● INSTRUCTIONS TO FOLLOW
Write out each entry again. Keep every word exactly as it is.

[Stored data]
+---+

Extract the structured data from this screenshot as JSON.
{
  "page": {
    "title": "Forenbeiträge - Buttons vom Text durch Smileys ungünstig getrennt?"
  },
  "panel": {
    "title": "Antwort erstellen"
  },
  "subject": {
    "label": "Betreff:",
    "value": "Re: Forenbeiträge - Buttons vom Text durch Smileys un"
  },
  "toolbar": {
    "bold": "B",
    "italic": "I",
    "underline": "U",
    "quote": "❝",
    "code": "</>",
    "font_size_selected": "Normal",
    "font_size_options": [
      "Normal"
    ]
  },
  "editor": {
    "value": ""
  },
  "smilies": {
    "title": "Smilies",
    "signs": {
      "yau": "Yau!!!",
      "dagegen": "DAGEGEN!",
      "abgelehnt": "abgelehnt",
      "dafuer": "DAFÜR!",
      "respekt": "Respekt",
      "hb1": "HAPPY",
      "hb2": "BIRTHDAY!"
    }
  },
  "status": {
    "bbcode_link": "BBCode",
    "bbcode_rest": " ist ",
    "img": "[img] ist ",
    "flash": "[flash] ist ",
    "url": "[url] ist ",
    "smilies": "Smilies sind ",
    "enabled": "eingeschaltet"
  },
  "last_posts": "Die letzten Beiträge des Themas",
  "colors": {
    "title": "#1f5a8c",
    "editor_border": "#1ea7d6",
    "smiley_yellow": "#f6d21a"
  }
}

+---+

● EXERCISE OUTPUT
Extract the structured data from this screenshot as JSON.
{
  "page": {
    "title": "Forenbeiträge - Buttons vom Text durch Smileys ungünstig getrennt?"
  },
  "panel": {
    "title": "Antwort erstellen"
  },
  "subject": {
    "label": "Betreff:",
    "value": "Re: Forenbeiträge - Buttons vom Text durch Smileys un"
  },
  "toolbar": {
    "bold": "B",
    "italic": "I",
    "underline": "U",
    "quote": "❝",
    "code": "</>",
    "font_size_selected": "Normal",
    "font_size_options": [
      "Normal"
    ]
  },
  "editor": {
    "value": ""
  },
  "smilies": {
    "title": "Smilies",
    "signs": {
      "yau": "Yau!!!",
      "dagegen": "DAGEGEN!",
      "abgelehnt": "abgelehnt",
      "dafuer": "DAFÜR!",
      "respekt": "Respekt",
      "hb1": "HAPPY",
      "hb2": "BIRTHDAY!"
    }
  },
  "status": {
    "bbcode_link": "BBCode",
    "bbcode_rest": " ist ",
    "img": "[img] ist ",
    "flash": "[flash] ist ",
    "url": "[url] ist ",
    "smilies": "Smilies sind ",
    "enabled": "eingeschaltet"
  },
  "last_posts": "Die letzten Beiträge des Themas",
  "colors": {
    "title": "#1f5a8c",
    "editor_border": "#1ea7d6",
    "smiley_yellow": "#f6d21a"
  }
}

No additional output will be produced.